**WORK INSTRUCTION:** The listing is to be duplicated in full, exactly as written.

= Beginning of Section =

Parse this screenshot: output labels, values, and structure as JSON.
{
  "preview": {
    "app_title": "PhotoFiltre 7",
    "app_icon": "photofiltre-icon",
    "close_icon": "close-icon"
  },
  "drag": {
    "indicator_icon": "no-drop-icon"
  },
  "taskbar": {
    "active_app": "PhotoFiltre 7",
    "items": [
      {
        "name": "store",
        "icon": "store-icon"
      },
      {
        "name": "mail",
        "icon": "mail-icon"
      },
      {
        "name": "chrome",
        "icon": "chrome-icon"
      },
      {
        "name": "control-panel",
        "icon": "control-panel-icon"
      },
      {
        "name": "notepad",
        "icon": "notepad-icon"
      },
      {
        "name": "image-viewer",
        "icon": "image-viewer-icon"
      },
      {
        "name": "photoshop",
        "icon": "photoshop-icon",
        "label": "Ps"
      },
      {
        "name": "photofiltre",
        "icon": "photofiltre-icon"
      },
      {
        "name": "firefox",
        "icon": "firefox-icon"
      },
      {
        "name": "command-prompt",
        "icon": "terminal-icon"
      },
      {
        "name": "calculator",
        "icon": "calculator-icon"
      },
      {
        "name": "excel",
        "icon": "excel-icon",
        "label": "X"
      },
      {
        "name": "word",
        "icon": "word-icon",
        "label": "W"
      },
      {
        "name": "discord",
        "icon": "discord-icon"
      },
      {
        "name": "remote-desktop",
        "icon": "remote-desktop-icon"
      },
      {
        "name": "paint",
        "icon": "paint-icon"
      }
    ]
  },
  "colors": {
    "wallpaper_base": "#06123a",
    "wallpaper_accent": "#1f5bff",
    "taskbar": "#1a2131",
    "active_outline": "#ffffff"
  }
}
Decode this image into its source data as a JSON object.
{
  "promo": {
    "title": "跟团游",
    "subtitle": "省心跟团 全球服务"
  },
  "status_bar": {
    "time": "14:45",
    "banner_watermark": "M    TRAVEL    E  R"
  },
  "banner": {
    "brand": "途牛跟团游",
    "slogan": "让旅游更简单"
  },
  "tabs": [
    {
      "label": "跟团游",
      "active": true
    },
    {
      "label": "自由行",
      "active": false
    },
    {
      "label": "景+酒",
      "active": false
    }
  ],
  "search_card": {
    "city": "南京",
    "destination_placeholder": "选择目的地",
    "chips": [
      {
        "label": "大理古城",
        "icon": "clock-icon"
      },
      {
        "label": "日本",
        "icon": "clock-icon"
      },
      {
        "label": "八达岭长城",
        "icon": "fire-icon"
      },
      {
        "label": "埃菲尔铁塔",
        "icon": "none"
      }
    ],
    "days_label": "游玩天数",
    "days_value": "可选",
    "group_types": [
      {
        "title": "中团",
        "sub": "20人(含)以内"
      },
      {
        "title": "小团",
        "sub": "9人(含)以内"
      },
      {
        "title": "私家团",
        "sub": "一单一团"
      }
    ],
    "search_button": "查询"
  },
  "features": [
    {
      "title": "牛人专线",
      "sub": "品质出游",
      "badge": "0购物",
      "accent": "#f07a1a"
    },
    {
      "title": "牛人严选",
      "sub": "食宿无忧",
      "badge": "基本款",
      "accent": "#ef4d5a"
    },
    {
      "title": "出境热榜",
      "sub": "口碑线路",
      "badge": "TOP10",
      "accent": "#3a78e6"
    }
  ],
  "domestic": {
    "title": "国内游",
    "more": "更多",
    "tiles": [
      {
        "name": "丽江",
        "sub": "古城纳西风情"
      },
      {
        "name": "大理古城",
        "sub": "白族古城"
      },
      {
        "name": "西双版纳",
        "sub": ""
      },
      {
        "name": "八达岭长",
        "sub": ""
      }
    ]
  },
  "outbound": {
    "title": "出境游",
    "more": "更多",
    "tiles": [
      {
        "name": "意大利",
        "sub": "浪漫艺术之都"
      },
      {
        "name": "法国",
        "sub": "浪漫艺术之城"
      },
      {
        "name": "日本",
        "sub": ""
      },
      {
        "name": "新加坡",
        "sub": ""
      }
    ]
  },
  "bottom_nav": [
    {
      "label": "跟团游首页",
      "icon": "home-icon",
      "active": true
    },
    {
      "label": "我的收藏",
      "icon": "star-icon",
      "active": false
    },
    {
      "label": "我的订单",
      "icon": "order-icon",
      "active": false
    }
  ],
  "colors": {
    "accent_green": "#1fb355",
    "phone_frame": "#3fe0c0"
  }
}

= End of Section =

**TASK SOLUTION:**
Parse this screenshot: output labels, values, and structure as JSON.
{
  "preview": {
    "app_title": "PhotoFiltre 7",
    "app_icon": "photofiltre-icon",
    "close_icon": "close-icon"
  },
  "drag": {
    "indicator_icon": "no-drop-icon"
  },
  "taskbar": {
    "active_app": "PhotoFiltre 7",
    "items": [
      {
        "name": "store",
        "icon": "store-icon"
      },
      {
        "name": "mail",
        "icon": "mail-icon"
      },
      {
        "name": "chrome",
        "icon": "chrome-icon"
      },
      {
        "name": "control-panel",
        "icon": "control-panel-icon"
      },
      {
        "name": "notepad",
        "icon": "notepad-icon"
      },
      {
        "name": "image-viewer",
        "icon": "image-viewer-icon"
      },
      {
        "name": "photoshop",
        "icon": "photoshop-icon",
        "label": "Ps"
      },
      {
        "name": "photofiltre",
        "icon": "photofiltre-icon"
      },
      {
        "name": "firefox",
        "icon": "firefox-icon"
      },
      {
        "name": "command-prompt",
        "icon": "terminal-icon"
      },
      {
        "name": "calculator",
        "icon": "calculator-icon"
      },
      {
        "name": "excel",
        "icon": "excel-icon",
        "label": "X"
      },
      {
        "name": "word",
        "icon": "word-icon",
        "label": "W"
      },
      {
        "name": "discord",
        "icon": "discord-icon"
      },
      {
        "name": "remote-desktop",
        "icon": "remote-desktop-icon"
      },
      {
        "name": "paint",
        "icon": "paint-icon"
      }
    ]
  },
  "colors": {
    "wallpaper_base": "#06123a",
    "wallpaper_accent": "#1f5bff",
    "taskbar": "#1a2131",
    "active_outline": "#ffffff"
  }
}
Decode this image into its source data as a JSON object.
{
  "promo": {
    "title": "跟团游",
    "subtitle": "省心跟团 全球服务"
  },
  "status_bar": {
    "time": "14:45",
    "banner_watermark": "M    TRAVEL    E  R"
  },
  "banner": {
    "brand": "途牛跟团游",
    "slogan": "让旅游更简单"
  },
  "tabs": [
    {
      "label": "跟团游",
      "active": true
    },
    {
      "label": "自由行",
      "active": false
    },
    {
      "label": "景+酒",
      "active": false
    }
  ],
  "search_card": {
    "city": "南京",
    "destination_placeholder": "选择目的地",
    "chips": [
      {
        "label": "大理古城",
        "icon": "clock-icon"
      },
      {
        "label": "日本",
        "icon": "clock-icon"
      },
      {
        "label": "八达岭长城",
        "icon": "fire-icon"
      },
      {
        "label": "埃菲尔铁塔",
        "icon": "none"
      }
    ],
    "days_label": "游玩天数",
    "days_value": "可选",
    "group_types": [
      {
        "title": "中团",
        "sub": "20人(含)以内"
      },
      {
        "title": "小团",
        "sub": "9人(含)以内"
      },
      {
        "title": "私家团",
        "sub": "一单一团"
      }
    ],
    "search_button": "查询"
  },
  "features": [
    {
      "title": "牛人专线",
      "sub": "品质出游",
      "badge": "0购物",
      "accent": "#f07a1a"
    },
    {
      "title": "牛人严选",
      "sub": "食宿无忧",
      "badge": "基本款",
      "accent": "#ef4d5a"
    },
    {
      "title": "出境热榜",
      "sub": "口碑线路",
      "badge": "TOP10",
      "accent": "#3a78e6"
    }
  ],
  "domestic": {
    "title": "国内游",
    "more": "更多",
    "tiles": [
      {
        "name": "丽江",
        "sub": "古城纳西风情"
      },
      {
        "name": "大理古城",
        "sub": "白族古城"
      },
      {
        "name": "西双版纳",
        "sub": ""
      },
      {
        "name": "八达岭长",
        "sub": ""
      }
    ]
  },
  "outbound": {
    "title": "出境游",
    "more": "更多",
    "tiles": [
      {
        "name": "意大利",
        "sub": "浪漫艺术之都"
      },
      {
        "name": "法国",
        "sub": "浪漫艺术之城"
      },
      {
        "name": "日本",
        "sub": ""
      },
      {
        "name": "新加坡",
        "sub": ""
      }
    ]
  },
  "bottom_nav": [
    {
      "label": "跟团游首页",
      "icon": "home-icon",
      "active": true
    },
    {
      "label": "我的收藏",
      "icon": "star-icon",
      "active": false
    },
    {
      "label": "我的订单",
      "icon": "order-icon",
      "active": false
    }
  ],
  "colors": {
    "accent_green": "#1fb355",
    "phone_frame": "#3fe0c0"
  }
}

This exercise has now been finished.